ABOUT THIS TASK:
The data below is to be written out exactly, with no pictures.
*** MATERIAL PROVIDED ***
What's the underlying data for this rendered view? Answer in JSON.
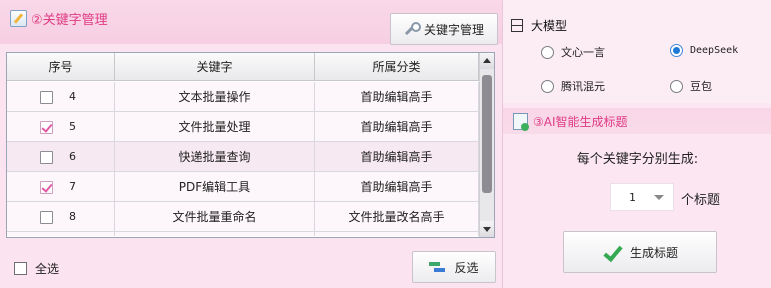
{
  "keyword_panel": {
    "title": "②关键字管理",
    "manage_button": "关键字管理",
    "table": {
      "headers": [
        "序号",
        "关键字",
        "所属分类"
      ],
      "rows": [
        {
          "seq": "4",
          "keyword": "文本批量操作",
          "category": "首助编辑高手",
          "checked": false
        },
        {
          "seq": "5",
          "keyword": "文件批量处理",
          "category": "首助编辑高手",
          "checked": true
        },
        {
          "seq": "6",
          "keyword": "快递批量查询",
          "category": "首助编辑高手",
          "checked": false
        },
        {
          "seq": "7",
          "keyword": "PDF编辑工具",
          "category": "首助编辑高手",
          "checked": true
        },
        {
          "seq": "8",
          "keyword": "文件批量重命名",
          "category": "文件批量改名高手",
          "checked": false
        }
      ]
    },
    "select_all_label": "全选",
    "invert_button": "反选"
  },
  "model_panel": {
    "title": "大模型",
    "options": [
      {
        "label": "文心一言",
        "selected": false
      },
      {
        "label": "DeepSeek",
        "selected": true
      },
      {
        "label": "腾讯混元",
        "selected": false
      },
      {
        "label": "豆包",
        "selected": false
      }
    ]
  },
  "ai_panel": {
    "title": "③AI智能生成标题",
    "per_keyword_label": "每个关键字分别生成:",
    "count_value": "1",
    "count_unit": "个标题",
    "generate_button": "生成标题"
  },
  "colors": {
    "accent_pink": "#e03a84",
    "background": "#fbe3ef",
    "radio_selected": "#1e78d6"
  }
}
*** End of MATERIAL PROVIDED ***
SOLUTION TO THIS EXERCISE:
What's the underlying data for this rendered view? Answer in JSON.
{
  "keyword_panel": {
    "title": "②关键字管理",
    "manage_button": "关键字管理",
    "table": {
      "headers": [
        "序号",
        "关键字",
        "所属分类"
      ],
      "rows": [
        {
          "seq": "4",
          "keyword": "文本批量操作",
          "category": "首助编辑高手",
          "checked": false
        },
        {
          "seq": "5",
          "keyword": "文件批量处理",
          "category": "首助编辑高手",
          "checked": true
        },
        {
          "seq": "6",
          "keyword": "快递批量查询",
          "category": "首助编辑高手",
          "checked": false
        },
        {
          "seq": "7",
          "keyword": "PDF编辑工具",
          "category": "首助编辑高手",
          "checked": true
        },
        {
          "seq": "8",
          "keyword": "文件批量重命名",
          "category": "文件批量改名高手",
          "checked": false
        }
      ]
    },
    "select_all_label": "全选",
    "invert_button": "反选"
  },
  "model_panel": {
    "title": "大模型",
    "options": [
      {
        "label": "文心一言",
        "selected": false
      },
      {
        "label": "DeepSeek",
        "selected": true
      },
      {
        "label": "腾讯混元",
        "selected": false
      },
      {
        "label": "豆包",
        "selected": false
      }
    ]
  },
  "ai_panel": {
    "title": "③AI智能生成标题",
    "per_keyword_label": "每个关键字分别生成:",
    "count_value": "1",
    "count_unit": "个标题",
    "generate_button": "生成标题"
  },
  "colors": {
    "accent_pink": "#e03a84",
    "background": "#fbe3ef",
    "radio_selected": "#1e78d6"
  }
}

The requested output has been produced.